Lastly, there is the difficulty of finding wholesome friends. We need good and upright people around to encourage us to cultivate and better ourselves. They can serve as an example for us. Their good conduct, character, and temperament can teach us a lot about life's values.

We are very fortunate to have overcome all six of these difficulties. We are all human beings, have encountered the Dharma, have come to know the Sangha, have healthy bodies, and faith in the Dharma. For members of Tzu Chi, all the Tzu Chi volunteers are our wholesome friends. It is a very precious thing for these good karmic conditions to have come together.

Therefore, when the opportunity arises for us to learn the Dharma, we should remember all of the difficulties that we have already overcome and really cherish the condition.

It's very important that we form the habit of listening to Dharma talks and reading Dharma books in our daily life. It can help us reinforce the impact of the teachings. Because we are very forgetful, we often do not remember the Dharma for long. Dharma is like the morning dew. It is there in the morning, but when the sun comes out the dew evaporates and disappears. Our mind is like this. With our mind in contact with the Dharma, we'll remember the teachings; out of contact, we tend to forget them, just like the evaporation of the dew. This is why we need to learn the Dharma every day to remind ourselves of the Buddha's teachings so that we can apply them to our daily life and transform our habits. So, even if it is a teaching that we have read or heard before, we must not grow tired of reading or hearing the same Dharma over and over again. We should continue to read and listen to the teachings until spiritual joy arises from our heart and we develop a longing for the Dharma, for then it will enter our heart and help us transform our unwholesome habits.
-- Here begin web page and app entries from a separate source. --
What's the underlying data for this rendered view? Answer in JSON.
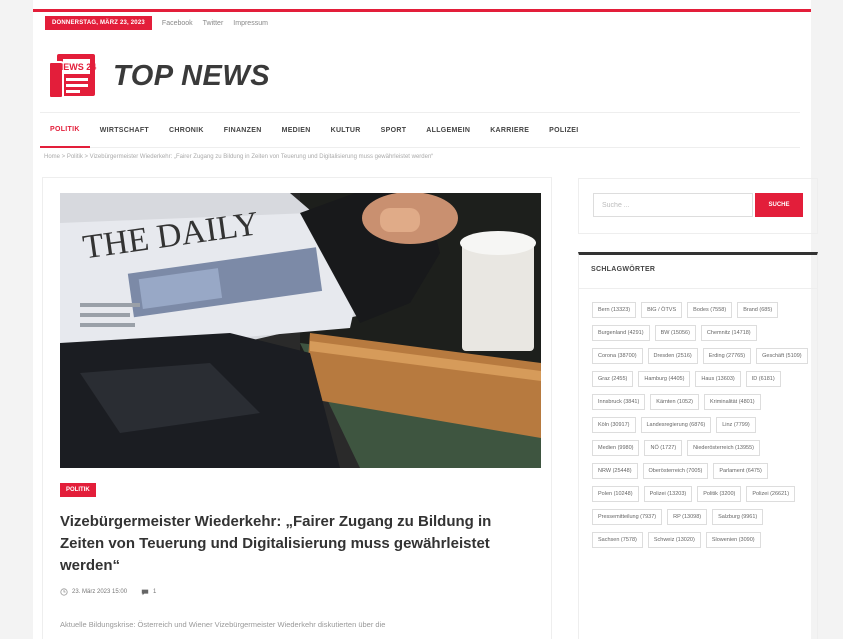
{
  "topbar": {
    "date": "DONNERSTAG, MÄRZ 23, 2023",
    "social": [
      "Facebook",
      "Twitter",
      "Impressum"
    ]
  },
  "logo": {
    "mark_text": "NEWS 24",
    "text": "TOP NEWS"
  },
  "nav": {
    "items": [
      "POLITIK",
      "WIRTSCHAFT",
      "CHRONIK",
      "FINANZEN",
      "MEDIEN",
      "KULTUR",
      "SPORT",
      "ALLGEMEIN",
      "KARRIERE",
      "POLIZEI"
    ],
    "active": "POLITIK"
  },
  "breadcrumb": "Home > Politik > Vizebürgermeister Wiederkehr: „Fairer Zugang zu Bildung in Zeiten von Teuerung und Digitalisierung muss gewährleistet werden“",
  "article": {
    "category": "POLITIK",
    "title": "Vizebürgermeister Wiederkehr: „Fairer Zugang zu Bildung in Zeiten von Teuerung und Digitalisierung muss gewährleistet werden“",
    "date": "23. März 2023 15:00",
    "comments": "1",
    "excerpt": "Aktuelle Bildungskrise: Österreich und Wiener Vizebürgermeister Wiederkehr diskutierten über die",
    "image_headline": "THE DAILY"
  },
  "search": {
    "placeholder": "Suche ...",
    "button": "SUCHE"
  },
  "tags": {
    "heading": "SCHLAGWÖRTER",
    "items": [
      "Bern (13323)",
      "BIG / ÖTVS",
      "Bodes (7558)",
      "Brand (685)",
      "Burgenland (4291)",
      "BW (15056)",
      "Chemnitz (14718)",
      "Corona (38700)",
      "Dresden (2516)",
      "Erding (27765)",
      "Geschäft (5109)",
      "Graz (2455)",
      "Hamburg (4405)",
      "Haus (13603)",
      "ID (6181)",
      "Innsbruck (3841)",
      "Kärnten (1052)",
      "Kriminalität (4801)",
      "Köln (30917)",
      "Landesregierung (6876)",
      "Linz (7799)",
      "Medien (9980)",
      "NÖ (1727)",
      "Niederösterreich (13955)",
      "NRW (25448)",
      "Oberösterreich (7005)",
      "Parlament (6475)",
      "Polen (10248)",
      "Polizei (13203)",
      "Politik (3200)",
      "Polizei (26621)",
      "Pressemitteilung (7937)",
      "RP (13098)",
      "Salzburg (9961)",
      "Sachsen (7578)",
      "Schweiz (13020)",
      "Slowenien (3090)"
    ]
  },
  "colors": {
    "accent": "#e31e3a",
    "text": "#333333",
    "muted": "#999999"
  },
  "icons": {
    "logo": "newspaper-logo-icon",
    "clock": "clock-icon",
    "comments": "comment-icon"
  }
}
It is important that we seize our chance in this lifetime to learn the Dharma as diligently as we can. With the understanding of Dharma, we will learn to do good deeds and better ourselves. Then we can be reborn as humans, reencounter the Dharma, continue our cultivation, and eventually liberate ourselves from suffering.

Wholesome Friends

From Dharma Master Cheng Yen's Talks
Compiled into English by the Jing Si Abode English Editorial Team